TWLOHA’s founder, Jamie Tworkowski, started the organization after he spent a week with his nineteen-year-old friend, Renee, who’d long been struggling with addiction and self-injury. Once having carved “fuck up” on her arm, Jamie remembers wishing he could replace it with “love.” When a hospital denied her entry, Jamie and friends became her “church” and her treatment center. To pay for further treatment, Jamie sold T-shirts, and their friends in the music scene began wearing the shirts at live shows. An amazing energy swelled around the group and a nonprofit was born. (Read the full origin story here.)
Since 2006, TWLOHA has responded to two hundred thousand messages from across the world with a message of hope and love. With the money they receive from T-shirt sales and donations, they’ve been able to give $1.8 million to treatment and recovery.
Though the majority of people TWLOHA serves are women, Jamie tells me that they are always working toward reaching more men, who tend to have a harder time sharing their mental health experiences. TWLOHA is a resource for everyone of all ages, genders, backgrounds, and walks of life. Its message is simple but powerful: No one is a fuck up. Everyone is loved. There is always hope.
When I asked how TWLOHA works towards its mission, Jamie tells me that communication is key: “Through blogs on our website, through social media, through student-led chapters on college campuses, and beneath our tent at music festivals, we try to go where people go, both online and offline, to deliver a message of hope and help.”
I can’t say enough positive things about TWLOHA. The organization has grown so big and so beautiful over the past ten years that no matter where I go in my TWLOHA T-shirt, someone stops me to tell me lovingly about theirs.
I remember one of these exchanges with particular fondness. Almost two years ago, I was in Asheville, North Carolina, hiding from Hurricane Matthew, which seemed like it was headed straight toward my home in Wilmington, North Carolina. My friends and I were stationed at a pub, lazing the day away drinking beer, discussing the storm we’d missed. I forgot I was wearing my TWLOHA shirt (my all-time favorite shirt) until I looked up to see a girl making a beeline toward me.
“Oh, my god,” she said, standing proudly above our table. “I just came over here to tell you I have that exact same shirt. You’re awesome!”
“You’re awesomer!” I replied.
It was a simple exchange, only a few seconds long. But it stays with me, the warm moment I realized that I’d just met a woman who struggles with her mental health too. Who struggles with the stigma too. Who wasn’t afraid to come up and share a bit of herself with me. I still remember her smile, and how we both actually believed, in that split second, we were not alone.

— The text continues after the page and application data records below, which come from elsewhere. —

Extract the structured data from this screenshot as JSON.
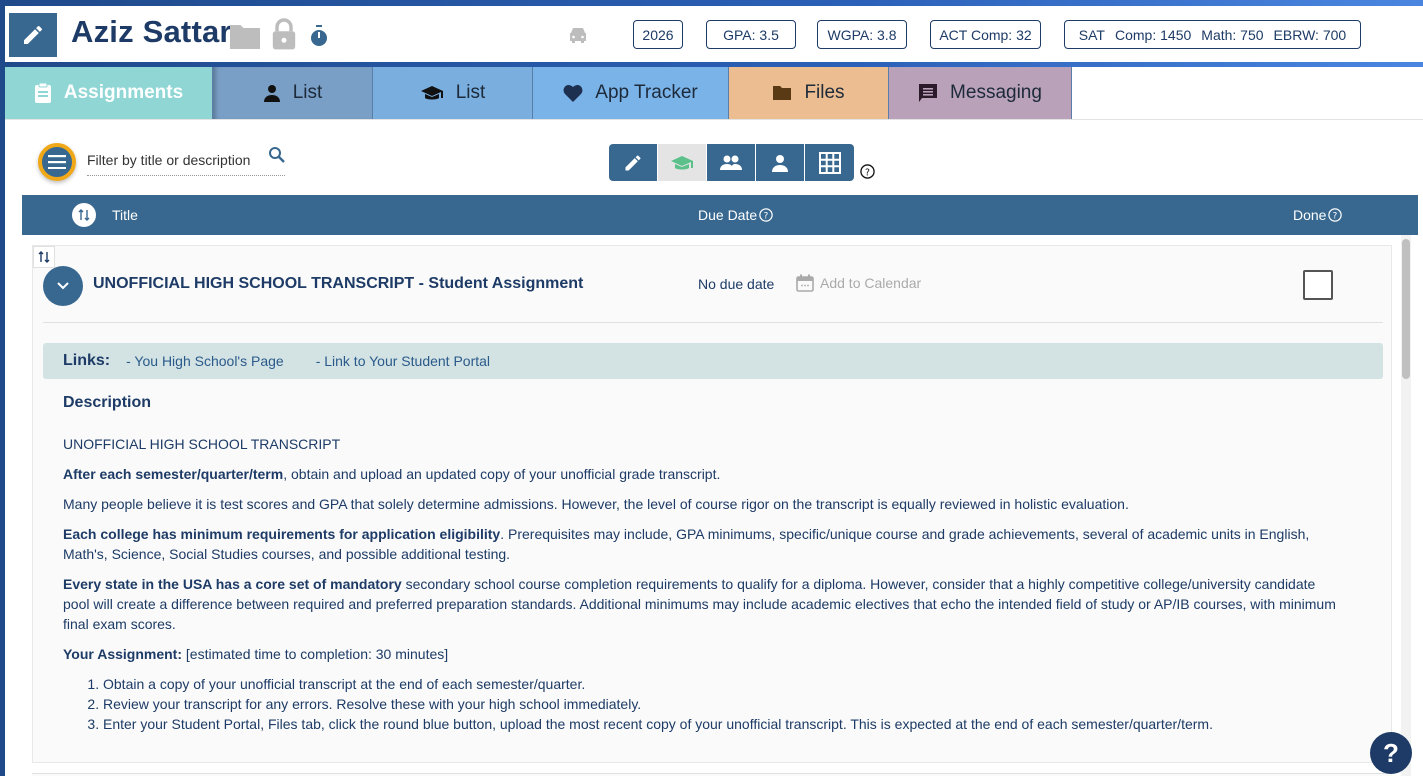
{
  "header": {
    "student_name": "Aziz Sattar",
    "icons": [
      "edit-icon",
      "folder-icon",
      "lock-icon",
      "stopwatch-icon",
      "car-icon"
    ],
    "badges": {
      "year": "2026",
      "gpa": "GPA: 3.5",
      "wgpa": "WGPA: 3.8",
      "act": "ACT Comp: 32",
      "sat_label": "SAT",
      "sat_comp": "Comp: 1450",
      "sat_math": "Math: 750",
      "sat_ebrw": "EBRW: 700"
    }
  },
  "tabs": [
    {
      "label": "Assignments",
      "icon": "clipboard-icon",
      "color": "#8fd6d4",
      "active": true
    },
    {
      "label": "List",
      "icon": "person-icon",
      "color": "#7a9fc7"
    },
    {
      "label": "List",
      "icon": "graduation-cap-icon",
      "color": "#7aaedf"
    },
    {
      "label": "App Tracker",
      "icon": "heart-icon",
      "color": "#7ab3e8"
    },
    {
      "label": "Files",
      "icon": "folder-icon",
      "color": "#ebbd90"
    },
    {
      "label": "Messaging",
      "icon": "message-icon",
      "color": "#b9a1b9"
    }
  ],
  "toolbar": {
    "filter_placeholder": "Filter by title or description",
    "view_buttons": [
      "pencil-icon",
      "graduation-cap-icon",
      "group-icon",
      "person-icon",
      "grid-icon"
    ],
    "active_view": "graduation-cap-icon"
  },
  "table": {
    "columns": {
      "title": "Title",
      "due_date": "Due Date",
      "done": "Done"
    },
    "rows": [
      {
        "title": "UNOFFICIAL HIGH SCHOOL TRANSCRIPT - Student Assignment",
        "due": "No due date",
        "add_calendar": "Add to Calendar",
        "done": false,
        "links_label": "Links:",
        "links": [
          "- You High School's Page",
          "- Link to Your Student Portal"
        ],
        "description_title": "Description",
        "description": {
          "heading": "UNOFFICIAL HIGH SCHOOL TRANSCRIPT",
          "p1_bold": "After each semester/quarter/term",
          "p1_rest": ", obtain and upload an updated copy of your unofficial grade transcript.",
          "p2": "Many people believe it is test scores and GPA that solely determine admissions. However, the level of course rigor on the transcript is equally reviewed in holistic evaluation.",
          "p3_bold": "Each college has minimum requirements for application eligibility",
          "p3_rest": ". Prerequisites may include, GPA minimums, specific/unique course and grade achievements, several of academic units in English, Math's, Science, Social Studies courses, and possible additional testing.",
          "p4_bold": "Every state in the USA has a core set of mandatory",
          "p4_rest": " secondary school course completion requirements to qualify for a diploma. However, consider that a highly competitive college/university candidate pool will create a difference between required and preferred preparation standards. Additional minimums may include academic electives that echo the intended field of study or AP/IB courses, with minimum final exam scores.",
          "p5_bold": "Your Assignment:",
          "p5_rest": " [estimated time to completion: 30 minutes]",
          "steps": [
            "Obtain a copy of your unofficial transcript at the end of each semester/quarter.",
            "Review your transcript for any errors. Resolve these with your high school immediately.",
            "Enter your Student Portal, Files tab, click the round blue button, upload the most recent copy of your unofficial transcript. This is expected at the end of each semester/quarter/term."
          ]
        }
      }
    ]
  },
  "help_fab": "?"
}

*To find out more about TWLOHA and/or explore ways to get involved in the organization, click here.